Dataset rows describing interfaces:
□ □ □ □

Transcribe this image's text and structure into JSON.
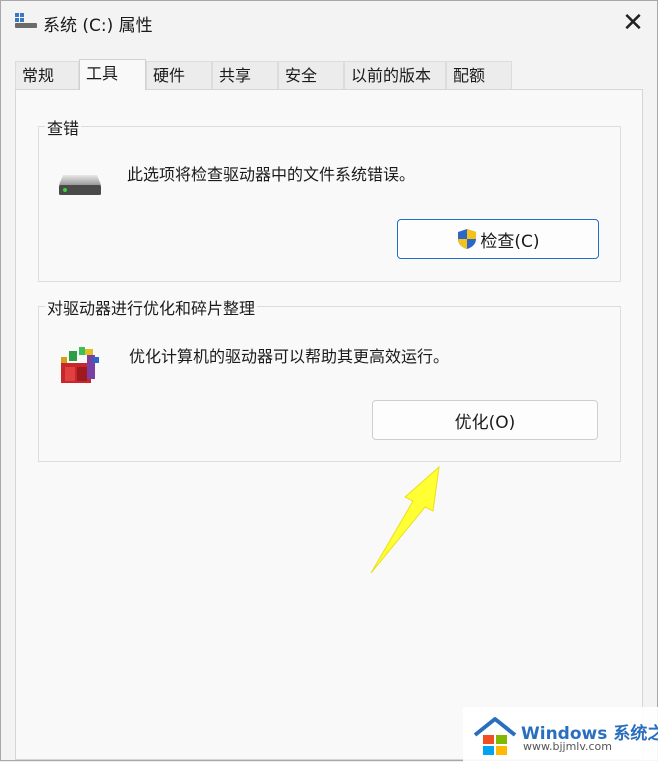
{
  "window": {
    "title": "系统 (C:) 属性",
    "close_glyph": "✕"
  },
  "tabs": [
    {
      "label": "常规",
      "active": false
    },
    {
      "label": "工具",
      "active": true
    },
    {
      "label": "硬件",
      "active": false
    },
    {
      "label": "共享",
      "active": false
    },
    {
      "label": "安全",
      "active": false
    },
    {
      "label": "以前的版本",
      "active": false
    },
    {
      "label": "配额",
      "active": false
    }
  ],
  "error_check": {
    "title": "查错",
    "description": "此选项将检查驱动器中的文件系统错误。",
    "button_label": "检查(C)",
    "icon": "hard-drive-icon",
    "button_icon": "uac-shield-icon"
  },
  "optimize": {
    "title": "对驱动器进行优化和碎片整理",
    "description": "优化计算机的驱动器可以帮助其更高效运行。",
    "button_label": "优化(O)",
    "icon": "defrag-icon"
  },
  "annotation": {
    "arrow_color": "#ffff33"
  },
  "watermark": {
    "brand": "Windows",
    "brand_cn": "系统之家",
    "url": "www.bjjmlv.com"
  },
  "colors": {
    "accent_border": "#1f6fc5"
  }
}
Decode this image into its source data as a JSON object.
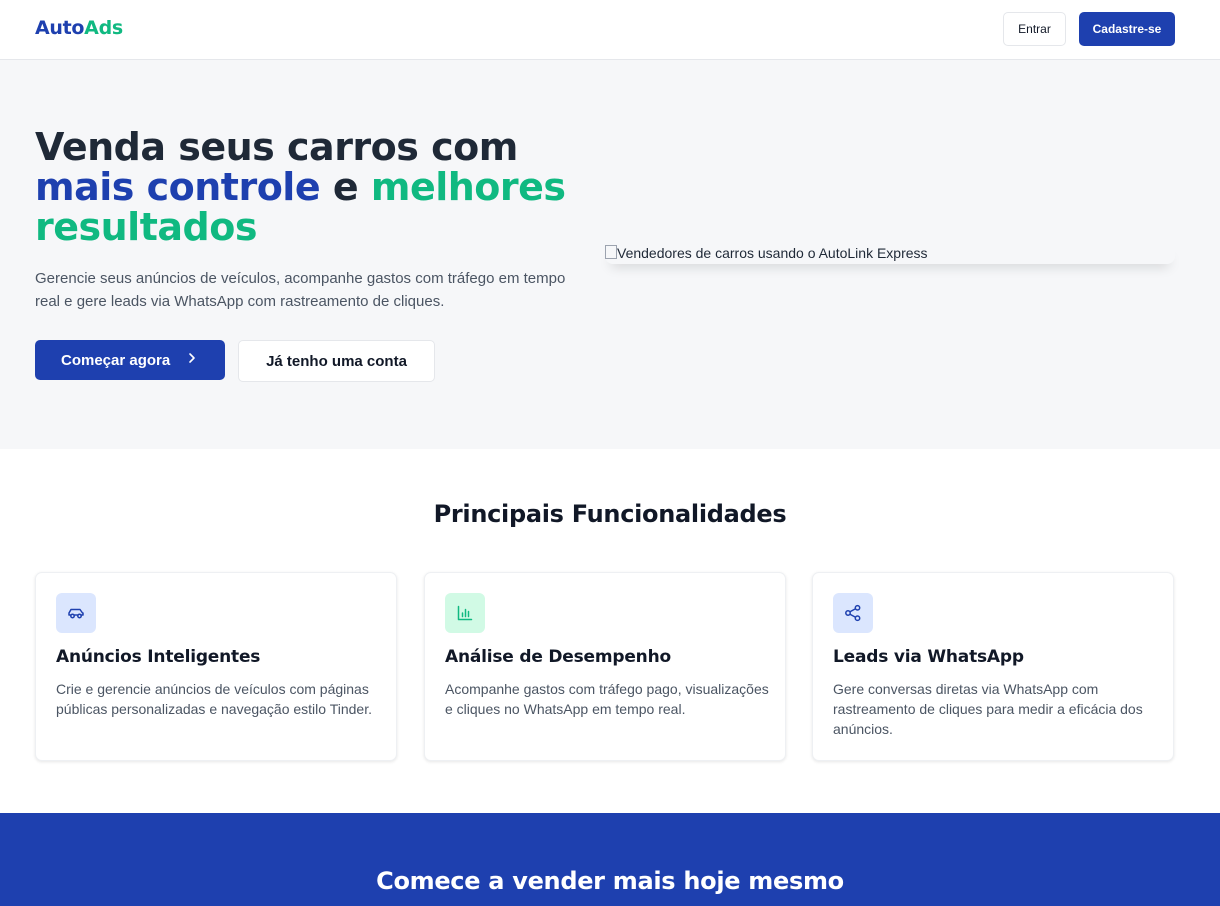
{
  "header": {
    "logo_part1": "Auto",
    "logo_part2": "Ads",
    "login_label": "Entrar",
    "signup_label": "Cadastre-se"
  },
  "hero": {
    "title_line1": "Venda seus carros com",
    "title_highlight_blue": "mais controle",
    "title_connector": " e ",
    "title_highlight_green": "melhores resultados",
    "subtitle": "Gerencie seus anúncios de veículos, acompanhe gastos com tráfego em tempo real e gere leads via WhatsApp com rastreamento de cliques.",
    "start_button": "Começar agora",
    "have_account_button": "Já tenho uma conta",
    "image_alt": "Vendedores de carros usando o AutoLink Express"
  },
  "features": {
    "title": "Principais Funcionalidades",
    "cards": [
      {
        "icon": "car-icon",
        "title": "Anúncios Inteligentes",
        "text": "Crie e gerencie anúncios de veículos com páginas públicas personalizadas e navegação estilo Tinder."
      },
      {
        "icon": "bar-chart-icon",
        "title": "Análise de Desempenho",
        "text": "Acompanhe gastos com tráfego pago, visualizações e cliques no WhatsApp em tempo real."
      },
      {
        "icon": "share-icon",
        "title": "Leads via WhatsApp",
        "text": "Gere conversas diretas via WhatsApp com rastreamento de cliques para medir a eficácia dos anúncios."
      }
    ]
  },
  "cta": {
    "title": "Comece a vender mais hoje mesmo"
  },
  "colors": {
    "primary": "#1e40af",
    "accent_green": "#10b981",
    "hero_bg": "#f6f7f9"
  }
}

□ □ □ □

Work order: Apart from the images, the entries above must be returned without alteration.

Solution for this exercise:
Transcribe this image's text and structure into JSON.
{
  "window": {
    "title": "系统 (C:) 属性",
    "close_glyph": "✕"
  },
  "tabs": [
    {
      "label": "常规",
      "active": false
    },
    {
      "label": "工具",
      "active": true
    },
    {
      "label": "硬件",
      "active": false
    },
    {
      "label": "共享",
      "active": false
    },
    {
      "label": "安全",
      "active": false
    },
    {
      "label": "以前的版本",
      "active": false
    },
    {
      "label": "配额",
      "active": false
    }
  ],
  "error_check": {
    "title": "查错",
    "description": "此选项将检查驱动器中的文件系统错误。",
    "button_label": "检查(C)",
    "icon": "hard-drive-icon",
    "button_icon": "uac-shield-icon"
  },
  "optimize": {
    "title": "对驱动器进行优化和碎片整理",
    "description": "优化计算机的驱动器可以帮助其更高效运行。",
    "button_label": "优化(O)",
    "icon": "defrag-icon"
  },
  "annotation": {
    "arrow_color": "#ffff33"
  },
  "watermark": {
    "brand": "Windows",
    "brand_cn": "系统之家",
    "url": "www.bjjmlv.com"
  },
  "colors": {
    "accent_border": "#1f6fc5"
  }
}
Decode this image into its source data as a JSON object.
{
  "header": {
    "logo_part1": "Auto",
    "logo_part2": "Ads",
    "login_label": "Entrar",
    "signup_label": "Cadastre-se"
  },
  "hero": {
    "title_line1": "Venda seus carros com",
    "title_highlight_blue": "mais controle",
    "title_connector": " e ",
    "title_highlight_green": "melhores resultados",
    "subtitle": "Gerencie seus anúncios de veículos, acompanhe gastos com tráfego em tempo real e gere leads via WhatsApp com rastreamento de cliques.",
    "start_button": "Começar agora",
    "have_account_button": "Já tenho uma conta",
    "image_alt": "Vendedores de carros usando o AutoLink Express"
  },
  "features": {
    "title": "Principais Funcionalidades",
    "cards": [
      {
        "icon": "car-icon",
        "title": "Anúncios Inteligentes",
        "text": "Crie e gerencie anúncios de veículos com páginas públicas personalizadas e navegação estilo Tinder."
      },
      {
        "icon": "bar-chart-icon",
        "title": "Análise de Desempenho",
        "text": "Acompanhe gastos com tráfego pago, visualizações e cliques no WhatsApp em tempo real."
      },
      {
        "icon": "share-icon",
        "title": "Leads via WhatsApp",
        "text": "Gere conversas diretas via WhatsApp com rastreamento de cliques para medir a eficácia dos anúncios."
      }
    ]
  },
  "cta": {
    "title": "Comece a vender mais hoje mesmo"
  },
  "colors": {
    "primary": "#1e40af",
    "accent_green": "#10b981",
    "hero_bg": "#f6f7f9"
  }
}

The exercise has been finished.